↓

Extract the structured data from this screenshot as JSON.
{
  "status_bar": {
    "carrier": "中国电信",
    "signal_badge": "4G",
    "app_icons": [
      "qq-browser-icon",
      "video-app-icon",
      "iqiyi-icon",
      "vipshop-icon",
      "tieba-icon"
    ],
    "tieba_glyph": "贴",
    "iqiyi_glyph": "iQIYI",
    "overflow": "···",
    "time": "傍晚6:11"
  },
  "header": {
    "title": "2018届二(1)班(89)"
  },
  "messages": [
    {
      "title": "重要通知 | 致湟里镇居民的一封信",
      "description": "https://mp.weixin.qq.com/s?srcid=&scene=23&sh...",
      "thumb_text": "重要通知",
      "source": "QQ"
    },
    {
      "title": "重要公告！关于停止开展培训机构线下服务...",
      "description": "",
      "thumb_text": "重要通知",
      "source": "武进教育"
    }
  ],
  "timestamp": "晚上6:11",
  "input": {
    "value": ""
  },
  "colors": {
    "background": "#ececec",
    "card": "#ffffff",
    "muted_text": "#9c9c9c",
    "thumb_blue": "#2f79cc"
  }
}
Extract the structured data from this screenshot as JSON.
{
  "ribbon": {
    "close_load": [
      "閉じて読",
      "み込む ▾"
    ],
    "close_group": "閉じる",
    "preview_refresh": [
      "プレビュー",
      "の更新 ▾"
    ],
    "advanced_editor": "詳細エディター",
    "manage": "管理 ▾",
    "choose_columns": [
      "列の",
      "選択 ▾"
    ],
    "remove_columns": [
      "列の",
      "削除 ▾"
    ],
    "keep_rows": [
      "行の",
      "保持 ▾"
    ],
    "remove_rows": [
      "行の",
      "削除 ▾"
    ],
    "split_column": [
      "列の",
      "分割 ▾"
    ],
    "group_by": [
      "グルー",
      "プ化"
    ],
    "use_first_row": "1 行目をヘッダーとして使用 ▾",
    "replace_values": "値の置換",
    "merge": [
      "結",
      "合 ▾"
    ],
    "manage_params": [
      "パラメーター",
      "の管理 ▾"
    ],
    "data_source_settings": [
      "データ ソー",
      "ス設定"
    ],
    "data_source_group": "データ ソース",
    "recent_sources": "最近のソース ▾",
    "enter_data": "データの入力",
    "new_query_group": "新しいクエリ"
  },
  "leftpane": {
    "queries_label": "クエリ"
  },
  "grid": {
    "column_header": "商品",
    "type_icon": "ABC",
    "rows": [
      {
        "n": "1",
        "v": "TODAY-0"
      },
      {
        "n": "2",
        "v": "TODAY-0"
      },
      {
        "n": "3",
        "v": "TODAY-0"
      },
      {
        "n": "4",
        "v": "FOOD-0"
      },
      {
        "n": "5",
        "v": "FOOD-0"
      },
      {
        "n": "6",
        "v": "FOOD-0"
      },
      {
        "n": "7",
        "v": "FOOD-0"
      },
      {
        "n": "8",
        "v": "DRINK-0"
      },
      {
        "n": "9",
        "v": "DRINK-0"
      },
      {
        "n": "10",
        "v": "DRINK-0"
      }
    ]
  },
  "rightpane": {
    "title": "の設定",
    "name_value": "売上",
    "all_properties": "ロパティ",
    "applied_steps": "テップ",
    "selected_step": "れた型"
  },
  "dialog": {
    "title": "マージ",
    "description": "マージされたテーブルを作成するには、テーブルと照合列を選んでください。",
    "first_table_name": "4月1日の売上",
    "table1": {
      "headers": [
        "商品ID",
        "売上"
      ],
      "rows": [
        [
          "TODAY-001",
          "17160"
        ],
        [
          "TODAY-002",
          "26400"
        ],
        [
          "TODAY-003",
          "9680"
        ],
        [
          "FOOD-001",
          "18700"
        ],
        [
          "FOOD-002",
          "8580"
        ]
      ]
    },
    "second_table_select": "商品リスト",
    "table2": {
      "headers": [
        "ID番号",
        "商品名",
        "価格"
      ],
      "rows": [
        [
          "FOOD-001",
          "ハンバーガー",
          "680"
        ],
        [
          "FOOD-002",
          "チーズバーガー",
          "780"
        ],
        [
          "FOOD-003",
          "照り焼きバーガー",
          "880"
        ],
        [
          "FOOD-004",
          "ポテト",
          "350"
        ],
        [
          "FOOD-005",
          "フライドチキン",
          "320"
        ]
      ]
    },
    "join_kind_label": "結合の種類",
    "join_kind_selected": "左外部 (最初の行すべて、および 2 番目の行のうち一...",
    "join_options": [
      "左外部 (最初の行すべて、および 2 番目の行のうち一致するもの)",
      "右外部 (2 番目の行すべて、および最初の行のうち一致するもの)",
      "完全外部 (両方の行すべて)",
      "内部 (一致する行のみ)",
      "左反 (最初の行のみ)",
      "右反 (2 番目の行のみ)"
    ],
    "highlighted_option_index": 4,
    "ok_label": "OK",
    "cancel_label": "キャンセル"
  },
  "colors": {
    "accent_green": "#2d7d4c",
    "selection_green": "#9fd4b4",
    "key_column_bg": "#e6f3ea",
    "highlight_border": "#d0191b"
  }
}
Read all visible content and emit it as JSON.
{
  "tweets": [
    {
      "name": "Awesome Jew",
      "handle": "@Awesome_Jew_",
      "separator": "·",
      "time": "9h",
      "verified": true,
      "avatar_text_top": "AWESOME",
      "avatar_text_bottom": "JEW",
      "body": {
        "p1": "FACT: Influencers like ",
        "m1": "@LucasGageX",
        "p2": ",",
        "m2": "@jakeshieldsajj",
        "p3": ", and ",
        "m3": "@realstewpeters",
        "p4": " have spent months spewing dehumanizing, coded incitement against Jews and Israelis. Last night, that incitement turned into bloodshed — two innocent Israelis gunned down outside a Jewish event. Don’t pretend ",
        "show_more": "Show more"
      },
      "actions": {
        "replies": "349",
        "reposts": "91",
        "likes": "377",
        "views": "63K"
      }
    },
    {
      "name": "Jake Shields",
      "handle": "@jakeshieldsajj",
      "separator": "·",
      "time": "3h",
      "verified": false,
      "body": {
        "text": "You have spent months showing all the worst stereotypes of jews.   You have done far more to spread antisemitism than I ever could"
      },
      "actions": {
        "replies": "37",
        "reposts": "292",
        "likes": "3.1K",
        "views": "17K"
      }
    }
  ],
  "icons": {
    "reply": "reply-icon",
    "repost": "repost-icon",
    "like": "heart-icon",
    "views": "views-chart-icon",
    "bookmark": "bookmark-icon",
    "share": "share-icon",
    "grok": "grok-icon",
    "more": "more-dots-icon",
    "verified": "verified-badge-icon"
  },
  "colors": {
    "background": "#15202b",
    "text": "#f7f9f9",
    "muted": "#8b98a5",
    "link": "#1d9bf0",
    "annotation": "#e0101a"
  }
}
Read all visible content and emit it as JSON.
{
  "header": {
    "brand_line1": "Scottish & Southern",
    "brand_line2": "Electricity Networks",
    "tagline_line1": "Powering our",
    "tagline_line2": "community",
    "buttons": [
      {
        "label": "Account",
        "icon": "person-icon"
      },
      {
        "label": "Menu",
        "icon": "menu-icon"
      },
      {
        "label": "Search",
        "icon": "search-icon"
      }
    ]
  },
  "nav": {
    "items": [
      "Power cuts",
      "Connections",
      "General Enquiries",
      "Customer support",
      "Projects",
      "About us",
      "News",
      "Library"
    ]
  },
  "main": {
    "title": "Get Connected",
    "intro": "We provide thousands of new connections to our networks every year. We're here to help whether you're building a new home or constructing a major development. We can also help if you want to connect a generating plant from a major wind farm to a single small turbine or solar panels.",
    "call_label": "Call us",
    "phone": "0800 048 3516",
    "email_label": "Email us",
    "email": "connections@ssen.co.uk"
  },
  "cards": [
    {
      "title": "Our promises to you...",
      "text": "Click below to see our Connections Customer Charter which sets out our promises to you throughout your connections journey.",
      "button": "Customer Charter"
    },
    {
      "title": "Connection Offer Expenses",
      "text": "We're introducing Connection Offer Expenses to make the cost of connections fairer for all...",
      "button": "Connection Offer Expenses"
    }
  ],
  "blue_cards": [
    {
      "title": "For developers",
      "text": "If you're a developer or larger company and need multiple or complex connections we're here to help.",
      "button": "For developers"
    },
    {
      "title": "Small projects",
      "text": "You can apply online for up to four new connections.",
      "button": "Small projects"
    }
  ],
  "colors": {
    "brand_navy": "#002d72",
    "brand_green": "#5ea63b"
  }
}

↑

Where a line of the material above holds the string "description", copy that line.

◆ RESPONSE TO THIS EXERCISE ◆
      "description": "https://mp.weixin.qq.com/s?srcid=&scene=23&sh...",
      "description": "",
    "description": "マージされたテーブルを作成するには、テーブルと照合列を選んでください。",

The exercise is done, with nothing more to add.